PROBLEM TO WORK ON: Lines in the following data that contain the string "price" are to be counted. Report only their number.

MATERIALS PROVIDED:
______________________________

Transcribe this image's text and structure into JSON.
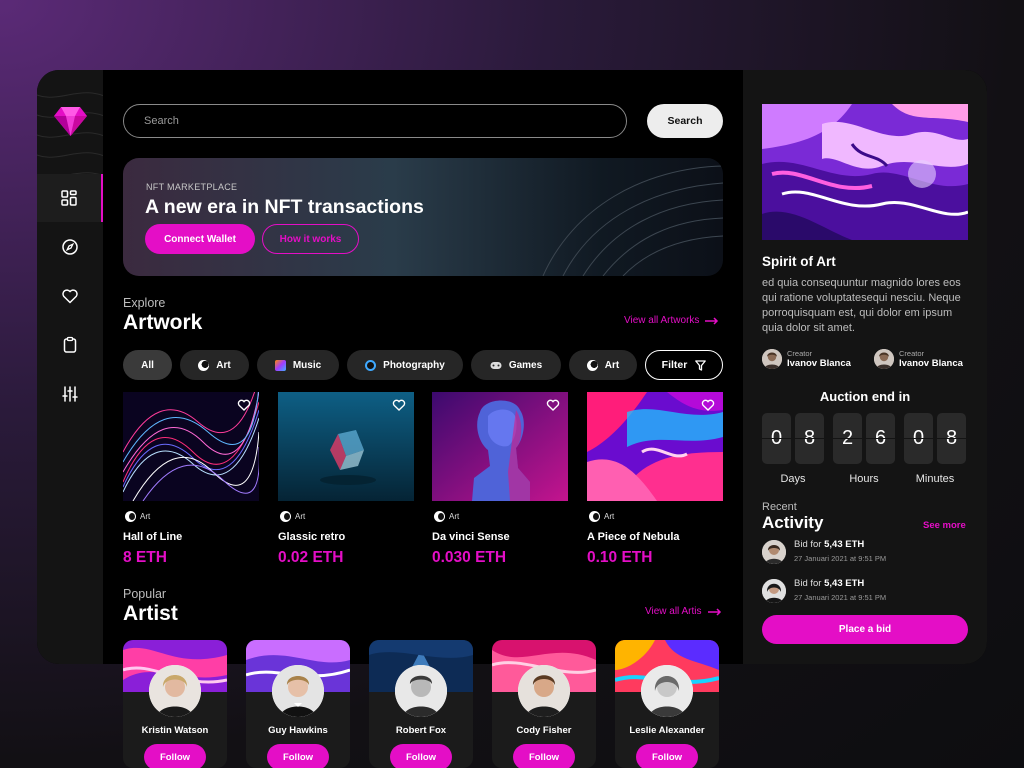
{
  "search": {
    "placeholder": "Search",
    "button_label": "Search"
  },
  "nav": {
    "items": [
      {
        "icon": "dashboard-icon",
        "active": true
      },
      {
        "icon": "compass-icon",
        "active": false
      },
      {
        "icon": "heart-icon",
        "active": false
      },
      {
        "icon": "clipboard-icon",
        "active": false
      },
      {
        "icon": "sliders-icon",
        "active": false
      }
    ]
  },
  "hero": {
    "kicker": "NFT MARKETPLACE",
    "title": "A new era in NFT transactions",
    "primary_label": "Connect Wallet",
    "secondary_label": "How it works"
  },
  "artwork": {
    "kicker": "Explore",
    "title": "Artwork",
    "view_all": "View all Artworks",
    "chips": [
      "All",
      "Art",
      "Music",
      "Photography",
      "Games",
      "Art"
    ],
    "filter_label": "Filter",
    "items": [
      {
        "category": "Art",
        "name": "Hall of Line",
        "price": "8 ETH"
      },
      {
        "category": "Art",
        "name": "Glassic retro",
        "price": "0.02 ETH"
      },
      {
        "category": "Art",
        "name": "Da vinci Sense",
        "price": "0.030 ETH"
      },
      {
        "category": "Art",
        "name": "A Piece of Nebula",
        "price": "0.10 ETH"
      }
    ]
  },
  "artists": {
    "kicker": "Popular",
    "title": "Artist",
    "view_all": "View all Artis",
    "follow_label": "Follow",
    "items": [
      {
        "name": "Kristin Watson"
      },
      {
        "name": "Guy Hawkins"
      },
      {
        "name": "Robert Fox"
      },
      {
        "name": "Cody Fisher"
      },
      {
        "name": "Leslie Alexander"
      }
    ]
  },
  "feature": {
    "title": "Spirit of Art",
    "description": "ed quia consequuntur magnido lores eos qui ratione voluptatesequi nesciu. Neque porroquisquam est, qui dolor em ipsum quia dolor sit amet.",
    "creators": [
      {
        "label": "Creator",
        "name": "Ivanov Blanca"
      },
      {
        "label": "Creator",
        "name": "Ivanov Blanca"
      }
    ]
  },
  "auction": {
    "title": "Auction end in",
    "digits": [
      "0",
      "8",
      "2",
      "6",
      "0",
      "8"
    ],
    "units": [
      "Days",
      "Hours",
      "Minutes"
    ]
  },
  "activity": {
    "kicker": "Recent",
    "title": "Activity",
    "see_more": "See more",
    "items": [
      {
        "prefix": "Bid for",
        "amount": "5,43 ETH",
        "time": "27 Januari 2021 at 9:51 PM"
      },
      {
        "prefix": "Bid for",
        "amount": "5,43 ETH",
        "time": "27 Januari 2021 at 9:51 PM"
      }
    ],
    "bid_label": "Place a bid"
  },
  "colors": {
    "accent": "#e40ec6",
    "panel": "#141414",
    "background": "#000000"
  }
}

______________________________

EXERCISE RESULT: 4